The 365 days which make one year don't seen sufficient to hold the enormity of change and personal progression that occurred during 2012.
My dog rescue saved 41 dogs since November 2011. I moved from a second floor studio apartment to a studio in a duplex to the adorable little one bedroom casita (sort of like a cottage) with a yard that I live in now.
I got a "regular" full-time job, then got laid off because the company is run by a bunch of 25-year-olds with no business acumen.
Lola Lulu turned 2 in January and Gatsby turned 7 in August.
I rescued Jack Lemon on May 29th. He died of cancer on October 17th. From him began my new-found and surely lifelong love of English pointers (especially the lemon and white Elhew ones).
A lot of other things happened that already seem firmly in the past. I finally sought professional treatment for my bipolar disorder and am doing really well on medication. I have even been dealing with the post-losing-my-job-right-before-the-holidays depression fairly well. I also wrote about my illness publicly for the first time ever and feel a lot more comfortable about it in general. I started biking, running, and moderating my caffeine and alcohol intake.

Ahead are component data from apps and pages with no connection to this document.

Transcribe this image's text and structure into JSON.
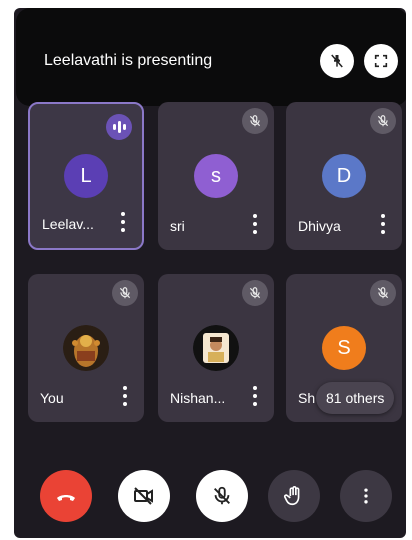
{
  "banner": {
    "text": "Leelavathi is presenting"
  },
  "tiles": [
    {
      "name": "Leelav...",
      "initial": "L",
      "avatar_color": "#5b3fb4"
    },
    {
      "name": "sri",
      "initial": "s",
      "avatar_color": "#8f5fd2"
    },
    {
      "name": "Dhivya",
      "initial": "D",
      "avatar_color": "#5b78c8"
    },
    {
      "name": "You"
    },
    {
      "name": "Nishan..."
    },
    {
      "name": "Sh",
      "initial": "S",
      "avatar_color": "#f07d1c"
    }
  ],
  "others": {
    "label": "81 others"
  },
  "colors": {
    "end_call": "#ea4335",
    "background": "#1d1a21",
    "tile": "#3b3541",
    "speaking": "#6b52b6"
  },
  "icons": {
    "banner_pin": "pin-off-icon",
    "banner_fullscreen": "fullscreen-icon",
    "end_call": "phone-hangup-icon",
    "camera": "camera-off-icon",
    "mic": "mic-off-icon",
    "raise_hand": "hand-icon",
    "more": "more-vert-icon"
  }
}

But some of the most meaningful the things I will take with me from 2012 are not even things that I experienced myself. They are all events experienced by friends of mine in that last week or two and I think they reveal that which is real and true about people and life far more than the my personal triumphs and hardships. I may not get all the details just right, but I don't think that will impair the message.
A very good friend of mine is a prosecutor and had to work on Christmas Eve, which she was not at all happy about. It was nearing the end of the day and the last case she had was an older man who had been charged with theft. For stealing two hot dogs from a convenience store because he was hungry. He was quiet and clearly very embarrassed. The police report stated that he broke down in tears when talking with the officers and explaining his circumstances. And here he was, on Christmas Eve, waiting for what would likely be punishment for his "crime." Instead, she dismissed the case, hugged him, said "God bless" and wished him a Merry Christmas.
Another friend was at an arcade with her children and noticed a young boy by himself who seemed to be enjoying watching them and others play the various games/video games. He didn't take a turn at the games himself and didn't ask anyone for money. When they were ready to leave, she put money into the machine and told him, "it's all yours."
Outside of a convenience store another friend saw a college aged man sitting on the sidewalk in shorts and flip flops. In the middle of December! When she asked if he was alright, he told her he'd been evicted from his apartment and while he had friends who would let him shower or stop by to eat or sleep on occasion, he didn't have anywhere to go. He asked for some money because he hadn't eaten that day. Instead, she took him inside and bought him lunch. Guess what he wanted? Two hot dogs.
If there is a moral to these stories it is probably something along the lines of how a small kindness when given is a large kindness when received.